Try it -
Return all of the entries exactly, but do not include the pictures.

Dataset records -
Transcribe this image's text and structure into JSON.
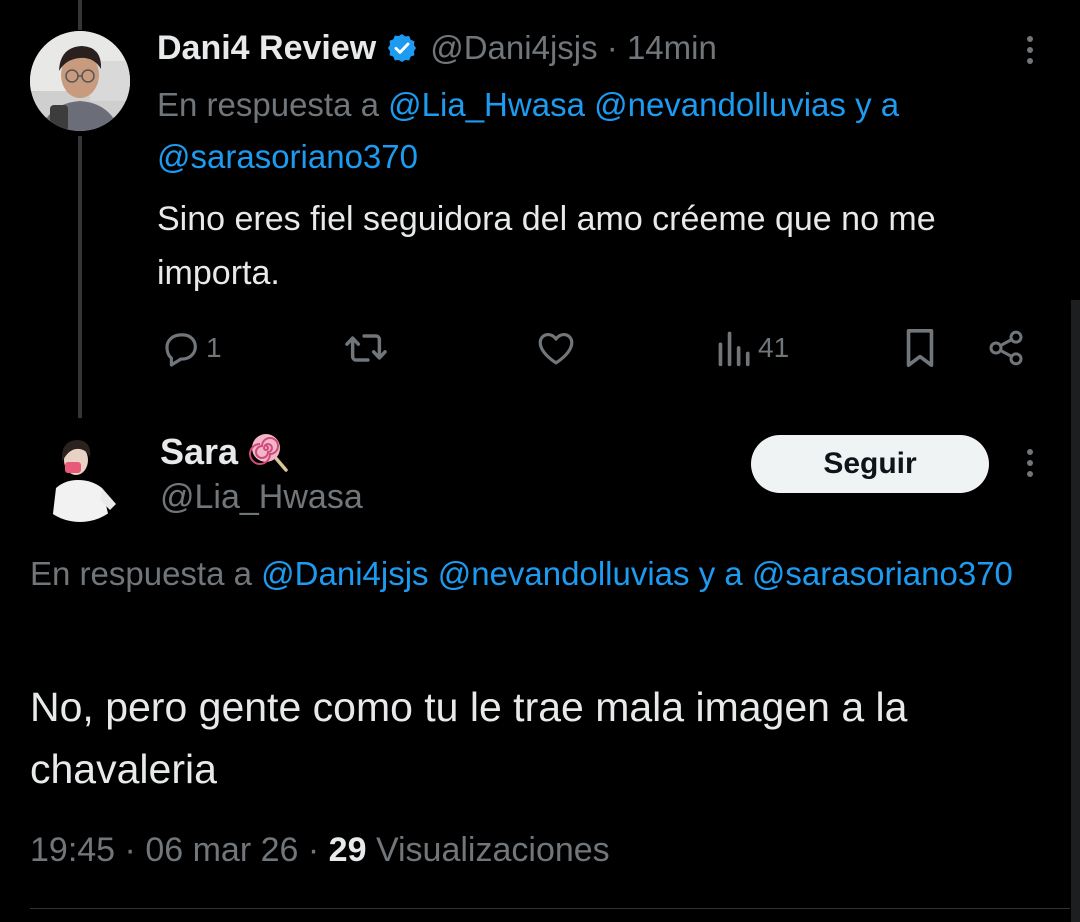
{
  "tweet1": {
    "display_name": "Dani4 Review",
    "handle": "@Dani4jsjs",
    "separator": "·",
    "time": "14min",
    "reply_prefix": "En respuesta a",
    "reply_mentions": [
      "@Lia_Hwasa",
      "@nevandolluvias"
    ],
    "reply_conjunction": "y a",
    "reply_last_mention": "@sarasoriano370",
    "text": "Sino eres fiel seguidora del amo créeme que no me importa.",
    "actions": {
      "replies": "1",
      "views": "41"
    }
  },
  "tweet2": {
    "display_name": "Sara",
    "handle": "@Lia_Hwasa",
    "follow_label": "Seguir",
    "reply_prefix": "En respuesta a",
    "reply_mentions": [
      "@Dani4jsjs",
      "@nevandolluvias"
    ],
    "reply_conjunction": "y a",
    "reply_last_mention": "@sarasoriano370",
    "text": "No, pero gente como tu le trae mala imagen a la chavaleria",
    "time": "19:45",
    "date": "06 mar 26",
    "separator": "·",
    "views_count": "29",
    "views_label": "Visualizaciones"
  },
  "icons": {
    "verified": "verified-badge-icon",
    "lollipop": "lollipop-emoji-icon",
    "reply": "reply-bubble-icon",
    "retweet": "retweet-icon",
    "like": "heart-icon",
    "views": "views-chart-icon",
    "bookmark": "bookmark-icon",
    "share": "share-icon",
    "more": "more-vertical-icon"
  },
  "colors": {
    "background": "#000000",
    "text": "#e7e9ea",
    "muted": "#71767b",
    "link": "#1d9bf0",
    "button_bg": "#eff3f4"
  }
}
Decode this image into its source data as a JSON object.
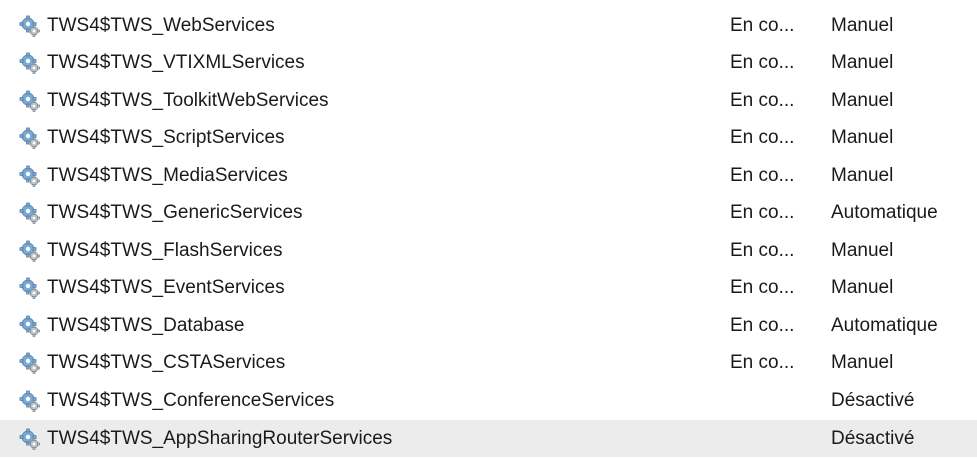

Solution for this problem -
Transcribe this image's text and structure into JSON.
{
  "tweet1": {
    "display_name": "Dani4 Review",
    "handle": "@Dani4jsjs",
    "separator": "·",
    "time": "14min",
    "reply_prefix": "En respuesta a",
    "reply_mentions": [
      "@Lia_Hwasa",
      "@nevandolluvias"
    ],
    "reply_conjunction": "y a",
    "reply_last_mention": "@sarasoriano370",
    "text": "Sino eres fiel seguidora del amo créeme que no me importa.",
    "actions": {
      "replies": "1",
      "views": "41"
    }
  },
  "tweet2": {
    "display_name": "Sara",
    "handle": "@Lia_Hwasa",
    "follow_label": "Seguir",
    "reply_prefix": "En respuesta a",
    "reply_mentions": [
      "@Dani4jsjs",
      "@nevandolluvias"
    ],
    "reply_conjunction": "y a",
    "reply_last_mention": "@sarasoriano370",
    "text": "No, pero gente como tu le trae mala imagen a la chavaleria",
    "time": "19:45",
    "date": "06 mar 26",
    "separator": "·",
    "views_count": "29",
    "views_label": "Visualizaciones"
  },
  "icons": {
    "verified": "verified-badge-icon",
    "lollipop": "lollipop-emoji-icon",
    "reply": "reply-bubble-icon",
    "retweet": "retweet-icon",
    "like": "heart-icon",
    "views": "views-chart-icon",
    "bookmark": "bookmark-icon",
    "share": "share-icon",
    "more": "more-vertical-icon"
  },
  "colors": {
    "background": "#000000",
    "text": "#e7e9ea",
    "muted": "#71767b",
    "link": "#1d9bf0",
    "button_bg": "#eff3f4"
  }
}
Decode this image into its source data as a JSON object.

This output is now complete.